Krystal Schmich On Rose Integrated Pest Management

Speaker (Topic): Krystal Schmich (Integrated Pest Management of Roses).

Date: Tuesday, Oct. 3, 2023

Social Time: 6:30 p.m.

Start Of Meeting: 7:00 p.m.

Location: Tucson Botanical Gardens (2150 N. Alvernon Way), one block south of Grant and Alvernon on the east side of the street.

Krystal will discuss pests that roses face (Western flower thrips, chilli thrips, aphids, ants, spider mites, cutter bees, cane borers, scale, rats) and how to solve those issues without using toxic pesticides.

Integrated Pest Management (IPM) is an effective and environmentally sensitive approach to pest management that relies on a combination of common-sense practices.

IPM programs use current, comprehensive information on the life cycles of pests and their interaction with the environment. This information, in combination with available pest control methods, is used to manage pest damage with the least possible hazard to people, property and the environment.

IPM is not a single pest control method but rather a series of pest management evaluations, decisions and controls. In practicing IPM, growers who are aware of the potential for pest infestation follow a four-tiered approach. The steps include:

Set Action Thresholds
Before taking any pest control action, IPM first sets an action threshold, a point at which pest populations or environmental conditions indicate that pest control action must be taken. Sighting a single pest does not always mean control is needed. The level at which pests will become an true threat to your foliage, blooms or roots is critical to guide future pest control decisions.

Monitor and Identify Pests
Not all insects require control. Many bugs are innocuous, and some are even beneficial. IPM programs work to monitor pests and identify them accurately so that appropriate control decisions can be made.

As a first line of pest control, IPM programs work to manage the area to prevent pests from becoming a threat.

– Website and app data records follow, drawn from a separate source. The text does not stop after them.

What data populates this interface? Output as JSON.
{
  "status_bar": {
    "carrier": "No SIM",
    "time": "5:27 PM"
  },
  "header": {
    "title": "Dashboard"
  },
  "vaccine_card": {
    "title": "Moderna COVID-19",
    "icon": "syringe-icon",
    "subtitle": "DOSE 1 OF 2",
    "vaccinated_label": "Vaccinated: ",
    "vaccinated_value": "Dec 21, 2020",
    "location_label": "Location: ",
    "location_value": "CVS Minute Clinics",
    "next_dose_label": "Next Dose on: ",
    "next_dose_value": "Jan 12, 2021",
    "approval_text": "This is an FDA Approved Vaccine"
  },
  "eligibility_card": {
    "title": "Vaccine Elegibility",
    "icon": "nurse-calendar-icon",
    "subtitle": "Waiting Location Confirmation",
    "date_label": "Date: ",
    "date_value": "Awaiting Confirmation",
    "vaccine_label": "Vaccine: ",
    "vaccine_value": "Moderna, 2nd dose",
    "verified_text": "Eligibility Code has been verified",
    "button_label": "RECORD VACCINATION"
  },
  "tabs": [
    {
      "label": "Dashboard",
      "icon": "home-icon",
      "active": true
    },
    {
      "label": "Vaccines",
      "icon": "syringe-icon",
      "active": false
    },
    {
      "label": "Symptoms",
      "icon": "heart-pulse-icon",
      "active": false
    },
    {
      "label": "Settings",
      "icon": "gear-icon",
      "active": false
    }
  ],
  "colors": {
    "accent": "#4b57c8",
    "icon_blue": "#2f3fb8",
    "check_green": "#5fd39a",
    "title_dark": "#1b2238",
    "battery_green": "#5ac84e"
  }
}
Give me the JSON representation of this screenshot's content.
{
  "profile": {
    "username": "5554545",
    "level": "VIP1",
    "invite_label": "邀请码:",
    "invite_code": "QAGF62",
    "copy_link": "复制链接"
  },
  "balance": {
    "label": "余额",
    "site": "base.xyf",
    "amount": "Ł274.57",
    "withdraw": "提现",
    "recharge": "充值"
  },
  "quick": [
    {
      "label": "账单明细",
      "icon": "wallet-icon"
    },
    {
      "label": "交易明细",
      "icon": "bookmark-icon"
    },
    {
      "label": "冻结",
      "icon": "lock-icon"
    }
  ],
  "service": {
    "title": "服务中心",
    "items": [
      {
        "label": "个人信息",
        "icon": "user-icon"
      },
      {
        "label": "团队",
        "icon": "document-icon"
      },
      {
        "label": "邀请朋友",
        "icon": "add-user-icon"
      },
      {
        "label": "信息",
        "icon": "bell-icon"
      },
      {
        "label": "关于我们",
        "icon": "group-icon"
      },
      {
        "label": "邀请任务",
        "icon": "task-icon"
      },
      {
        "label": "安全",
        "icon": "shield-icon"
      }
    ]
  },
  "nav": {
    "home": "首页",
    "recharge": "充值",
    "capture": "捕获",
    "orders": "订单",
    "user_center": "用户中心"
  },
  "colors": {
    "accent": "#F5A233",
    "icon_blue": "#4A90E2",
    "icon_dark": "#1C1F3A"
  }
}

Once monitoring, identification and action thresholds indicate that pest control is required, and preventive methods are no longer effective or available, IPM programs then evaluate the proper control method both for effectiveness and risk.